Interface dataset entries
————

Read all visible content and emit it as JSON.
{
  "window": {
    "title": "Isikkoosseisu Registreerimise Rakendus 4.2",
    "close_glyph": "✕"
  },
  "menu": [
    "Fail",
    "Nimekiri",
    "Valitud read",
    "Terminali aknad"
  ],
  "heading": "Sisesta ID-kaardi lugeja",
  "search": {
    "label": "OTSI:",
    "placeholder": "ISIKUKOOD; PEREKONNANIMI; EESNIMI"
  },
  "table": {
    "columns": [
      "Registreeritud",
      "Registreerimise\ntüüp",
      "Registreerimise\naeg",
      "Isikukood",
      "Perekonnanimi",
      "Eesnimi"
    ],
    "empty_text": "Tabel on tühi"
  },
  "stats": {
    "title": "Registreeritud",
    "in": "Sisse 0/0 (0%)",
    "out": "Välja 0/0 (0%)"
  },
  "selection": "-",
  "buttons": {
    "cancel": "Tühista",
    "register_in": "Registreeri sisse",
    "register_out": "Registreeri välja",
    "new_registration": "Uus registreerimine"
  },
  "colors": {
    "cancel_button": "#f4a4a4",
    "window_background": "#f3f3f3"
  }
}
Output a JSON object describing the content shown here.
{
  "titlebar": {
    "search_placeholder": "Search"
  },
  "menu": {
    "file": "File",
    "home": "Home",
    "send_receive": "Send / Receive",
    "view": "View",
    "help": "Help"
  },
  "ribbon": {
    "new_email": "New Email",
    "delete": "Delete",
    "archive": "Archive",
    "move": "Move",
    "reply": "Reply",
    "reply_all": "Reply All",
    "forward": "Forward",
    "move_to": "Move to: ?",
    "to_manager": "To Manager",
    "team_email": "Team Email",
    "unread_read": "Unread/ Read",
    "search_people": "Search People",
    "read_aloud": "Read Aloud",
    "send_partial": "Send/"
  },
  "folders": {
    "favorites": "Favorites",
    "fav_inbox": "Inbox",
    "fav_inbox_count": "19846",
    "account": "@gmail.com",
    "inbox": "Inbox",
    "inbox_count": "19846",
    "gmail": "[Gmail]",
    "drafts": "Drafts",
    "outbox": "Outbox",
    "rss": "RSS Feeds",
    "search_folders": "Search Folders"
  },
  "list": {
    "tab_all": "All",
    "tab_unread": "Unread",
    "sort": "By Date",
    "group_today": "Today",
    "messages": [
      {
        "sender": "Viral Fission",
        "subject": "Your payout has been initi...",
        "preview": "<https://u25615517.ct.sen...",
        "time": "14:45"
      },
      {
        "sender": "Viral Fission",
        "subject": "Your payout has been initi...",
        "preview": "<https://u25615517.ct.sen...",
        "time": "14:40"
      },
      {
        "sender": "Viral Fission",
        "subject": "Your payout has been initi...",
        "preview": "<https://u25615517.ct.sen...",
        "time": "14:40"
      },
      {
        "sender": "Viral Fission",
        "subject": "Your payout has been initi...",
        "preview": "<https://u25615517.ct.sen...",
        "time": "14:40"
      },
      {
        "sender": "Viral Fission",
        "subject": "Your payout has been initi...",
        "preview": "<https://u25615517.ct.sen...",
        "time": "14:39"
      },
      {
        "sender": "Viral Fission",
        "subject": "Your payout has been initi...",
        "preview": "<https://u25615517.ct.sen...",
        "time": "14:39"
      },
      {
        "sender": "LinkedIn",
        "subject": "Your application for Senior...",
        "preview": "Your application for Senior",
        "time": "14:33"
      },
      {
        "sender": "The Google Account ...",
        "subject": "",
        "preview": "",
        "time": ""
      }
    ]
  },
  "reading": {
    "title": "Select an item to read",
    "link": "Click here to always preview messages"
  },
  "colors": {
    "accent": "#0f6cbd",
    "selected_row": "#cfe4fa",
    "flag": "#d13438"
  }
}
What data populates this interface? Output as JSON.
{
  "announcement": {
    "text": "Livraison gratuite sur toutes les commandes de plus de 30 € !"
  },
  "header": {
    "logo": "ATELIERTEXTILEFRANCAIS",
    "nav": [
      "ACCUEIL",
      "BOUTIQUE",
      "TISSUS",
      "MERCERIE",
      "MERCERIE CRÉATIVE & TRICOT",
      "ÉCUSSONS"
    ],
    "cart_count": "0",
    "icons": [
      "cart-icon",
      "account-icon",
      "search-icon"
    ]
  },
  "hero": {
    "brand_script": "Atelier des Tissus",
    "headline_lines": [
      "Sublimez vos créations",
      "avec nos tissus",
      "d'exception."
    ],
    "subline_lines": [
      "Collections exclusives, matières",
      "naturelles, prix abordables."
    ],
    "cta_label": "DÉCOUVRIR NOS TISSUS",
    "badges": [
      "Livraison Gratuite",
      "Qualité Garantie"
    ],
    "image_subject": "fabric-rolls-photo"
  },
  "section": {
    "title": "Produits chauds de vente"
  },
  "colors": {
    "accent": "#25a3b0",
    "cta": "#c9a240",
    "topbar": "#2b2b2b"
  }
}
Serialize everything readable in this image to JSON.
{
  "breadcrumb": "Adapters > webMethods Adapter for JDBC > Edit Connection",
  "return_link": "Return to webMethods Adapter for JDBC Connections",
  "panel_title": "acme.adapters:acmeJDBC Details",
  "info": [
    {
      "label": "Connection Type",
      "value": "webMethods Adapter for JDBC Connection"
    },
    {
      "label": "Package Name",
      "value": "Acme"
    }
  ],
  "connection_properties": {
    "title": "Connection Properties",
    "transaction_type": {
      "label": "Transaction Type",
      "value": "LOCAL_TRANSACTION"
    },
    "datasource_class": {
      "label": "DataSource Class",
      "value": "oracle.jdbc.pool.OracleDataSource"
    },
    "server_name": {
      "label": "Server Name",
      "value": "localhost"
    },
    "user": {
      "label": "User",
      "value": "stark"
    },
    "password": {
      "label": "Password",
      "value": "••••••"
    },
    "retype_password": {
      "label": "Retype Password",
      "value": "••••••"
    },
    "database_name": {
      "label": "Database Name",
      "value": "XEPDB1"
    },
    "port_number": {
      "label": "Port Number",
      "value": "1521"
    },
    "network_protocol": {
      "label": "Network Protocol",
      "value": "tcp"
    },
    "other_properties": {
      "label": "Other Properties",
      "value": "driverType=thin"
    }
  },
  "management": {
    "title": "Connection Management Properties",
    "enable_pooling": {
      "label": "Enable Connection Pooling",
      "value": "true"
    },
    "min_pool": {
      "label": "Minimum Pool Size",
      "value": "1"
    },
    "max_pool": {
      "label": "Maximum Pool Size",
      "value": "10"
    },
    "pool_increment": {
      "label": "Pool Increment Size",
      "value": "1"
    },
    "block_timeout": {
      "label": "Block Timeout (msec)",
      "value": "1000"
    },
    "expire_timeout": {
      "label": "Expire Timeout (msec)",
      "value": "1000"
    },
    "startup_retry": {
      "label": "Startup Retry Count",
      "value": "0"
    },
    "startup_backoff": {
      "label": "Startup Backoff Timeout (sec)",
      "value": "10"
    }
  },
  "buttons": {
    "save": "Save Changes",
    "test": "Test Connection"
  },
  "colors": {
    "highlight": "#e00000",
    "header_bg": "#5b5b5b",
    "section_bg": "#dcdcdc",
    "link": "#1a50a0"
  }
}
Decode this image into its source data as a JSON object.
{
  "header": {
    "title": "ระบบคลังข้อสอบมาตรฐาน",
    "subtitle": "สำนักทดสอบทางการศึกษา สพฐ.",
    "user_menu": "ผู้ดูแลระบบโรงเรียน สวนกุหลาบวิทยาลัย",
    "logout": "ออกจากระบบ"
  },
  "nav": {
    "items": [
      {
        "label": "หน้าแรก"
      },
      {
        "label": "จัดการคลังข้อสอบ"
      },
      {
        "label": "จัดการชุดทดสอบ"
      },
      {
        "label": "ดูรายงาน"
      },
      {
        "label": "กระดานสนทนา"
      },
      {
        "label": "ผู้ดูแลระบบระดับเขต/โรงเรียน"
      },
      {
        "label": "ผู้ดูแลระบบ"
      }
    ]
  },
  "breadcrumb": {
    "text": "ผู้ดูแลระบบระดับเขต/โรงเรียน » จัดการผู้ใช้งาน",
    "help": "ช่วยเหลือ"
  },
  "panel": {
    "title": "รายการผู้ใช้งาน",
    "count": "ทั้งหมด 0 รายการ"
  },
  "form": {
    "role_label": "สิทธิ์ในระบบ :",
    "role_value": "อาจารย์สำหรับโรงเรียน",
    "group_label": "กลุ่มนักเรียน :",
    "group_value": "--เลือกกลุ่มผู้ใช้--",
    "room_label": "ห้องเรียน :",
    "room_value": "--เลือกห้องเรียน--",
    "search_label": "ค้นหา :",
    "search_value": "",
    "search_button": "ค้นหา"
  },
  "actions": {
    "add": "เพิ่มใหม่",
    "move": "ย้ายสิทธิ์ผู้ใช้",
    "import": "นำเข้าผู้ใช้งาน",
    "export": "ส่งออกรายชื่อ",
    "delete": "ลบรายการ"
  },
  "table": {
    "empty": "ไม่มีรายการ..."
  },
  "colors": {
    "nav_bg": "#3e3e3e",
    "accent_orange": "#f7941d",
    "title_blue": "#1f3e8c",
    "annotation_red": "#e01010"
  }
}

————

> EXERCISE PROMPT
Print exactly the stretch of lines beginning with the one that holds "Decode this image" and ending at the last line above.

> RESPONSE BOX
Decode this image into its source data as a JSON object.
{
  "header": {
    "title": "ระบบคลังข้อสอบมาตรฐาน",
    "subtitle": "สำนักทดสอบทางการศึกษา สพฐ.",
    "user_menu": "ผู้ดูแลระบบโรงเรียน สวนกุหลาบวิทยาลัย",
    "logout": "ออกจากระบบ"
  },
  "nav": {
    "items": [
      {
        "label": "หน้าแรก"
      },
      {
        "label": "จัดการคลังข้อสอบ"
      },
      {
        "label": "จัดการชุดทดสอบ"
      },
      {
        "label": "ดูรายงาน"
      },
      {
        "label": "กระดานสนทนา"
      },
      {
        "label": "ผู้ดูแลระบบระดับเขต/โรงเรียน"
      },
      {
        "label": "ผู้ดูแลระบบ"
      }
    ]
  },
  "breadcrumb": {
    "text": "ผู้ดูแลระบบระดับเขต/โรงเรียน » จัดการผู้ใช้งาน",
    "help": "ช่วยเหลือ"
  },
  "panel": {
    "title": "รายการผู้ใช้งาน",
    "count": "ทั้งหมด 0 รายการ"
  },
  "form": {
    "role_label": "สิทธิ์ในระบบ :",
    "role_value": "อาจารย์สำหรับโรงเรียน",
    "group_label": "กลุ่มนักเรียน :",
    "group_value": "--เลือกกลุ่มผู้ใช้--",
    "room_label": "ห้องเรียน :",
    "room_value": "--เลือกห้องเรียน--",
    "search_label": "ค้นหา :",
    "search_value": "",
    "search_button": "ค้นหา"
  },
  "actions": {
    "add": "เพิ่มใหม่",
    "move": "ย้ายสิทธิ์ผู้ใช้",
    "import": "นำเข้าผู้ใช้งาน",
    "export": "ส่งออกรายชื่อ",
    "delete": "ลบรายการ"
  },
  "table": {
    "empty": "ไม่มีรายการ..."
  },
  "colors": {
    "nav_bg": "#3e3e3e",
    "accent_orange": "#f7941d",
    "title_blue": "#1f3e8c",
    "annotation_red": "#e01010"
  }
}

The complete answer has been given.